OPEC+ is expected gradually to increase output by 1.9 million b/d, assuming it fully unwinds OPEC+ cuts in line with existing policy, the IEA added, with the Middle East members making up most of the increase. That comes despite the producer group's long-running battle with capacity constraints and technical issues. The IEA noted this caused the supply gap to widen compared with official output targets during March to 1.5 million b/d -- the widest since May 2020.
Meanwhile, non-OPEC+ producers are expected to pump 2 million b/d more, with the US leading the gains, according to the agency.
Iran remains the wildcard. While nuclear talks hang in the balance, the IEA notes Iran could be a source of substantial supplies if sanctions are lifted. The agency expects production to ramp up by more than 1 million b/d within six months to reach full capacity of 3.8 million b/d, but adds any return to the market from a deal would not be immediate.
'Mired in uncertainty'
The IEA forecasts global refinery throughputs to increase by 4.4 million b/d from April to August due to new capacity and normal seasonal gains. "This would allow product inventories to see the first build in two years, offering some respite to the tight market," it said. Overall, 2022 runs are forecast to gain 3 million b/d year-on-year, but will remain below 2017 levels, it added.
Meanwhile, global oil inventories may have decreased for 14 consecutive months, but preliminary data show a build in OECD industry stocks of 8.8 million barrels for March, according to the IEA. OECD total industry stocks fell by 42.2 million barrels to 2,611 million barrels in February, nearly double the seasonal trend and with oil product stocks leading the decline.
"The outlook is mired in uncertainty and OECD industry stocks in February continued to draw at a steep pace to stand 320 million barrels below their five-year average," the IEA said, pointing to the latest stock release to provide a crucial cushion to oil markets.

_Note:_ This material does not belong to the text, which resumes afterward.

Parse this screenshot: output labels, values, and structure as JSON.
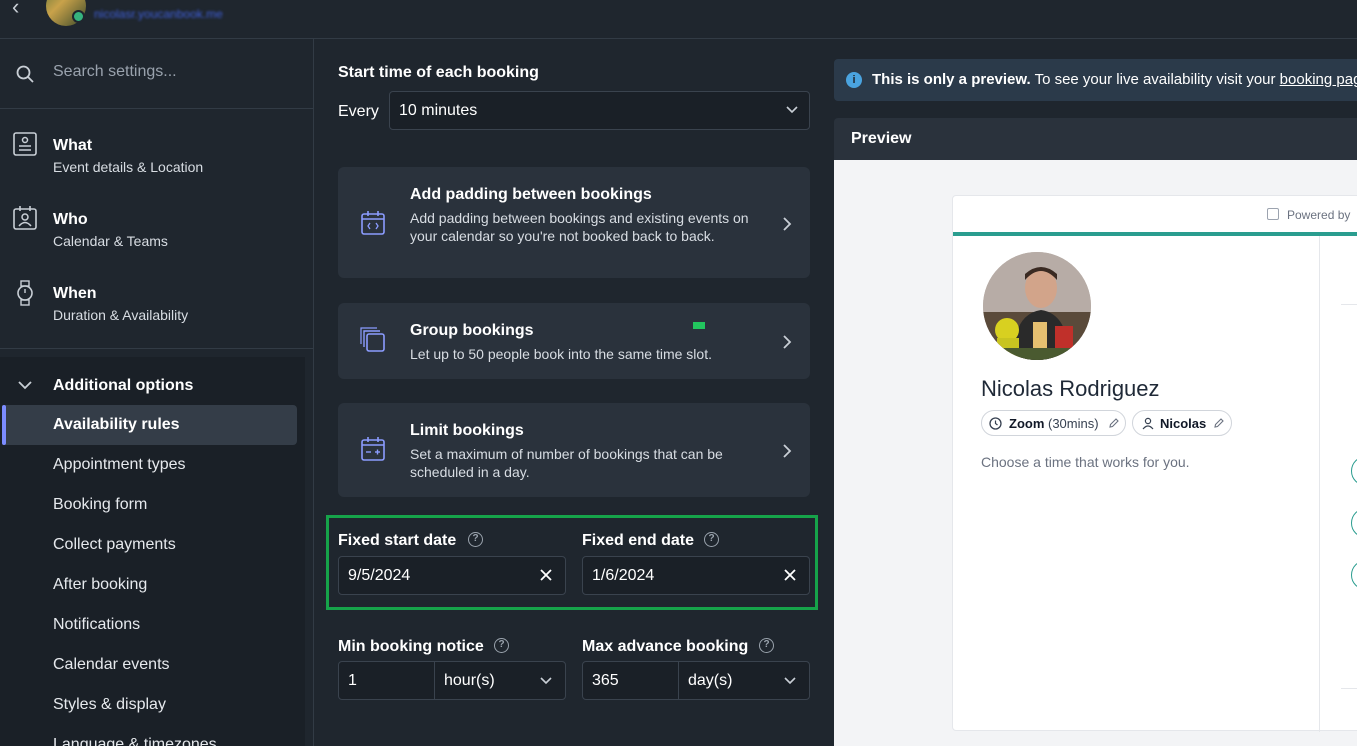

S&P Global Commodity Insights analysis projects global oil stocks to build in the second quarter, level off in the third quarter and rise again into October given the injection of strategic petroleum reserves. The US plans additional releases to that coordinated with the IEA giving an extra downside pressure on the oil market.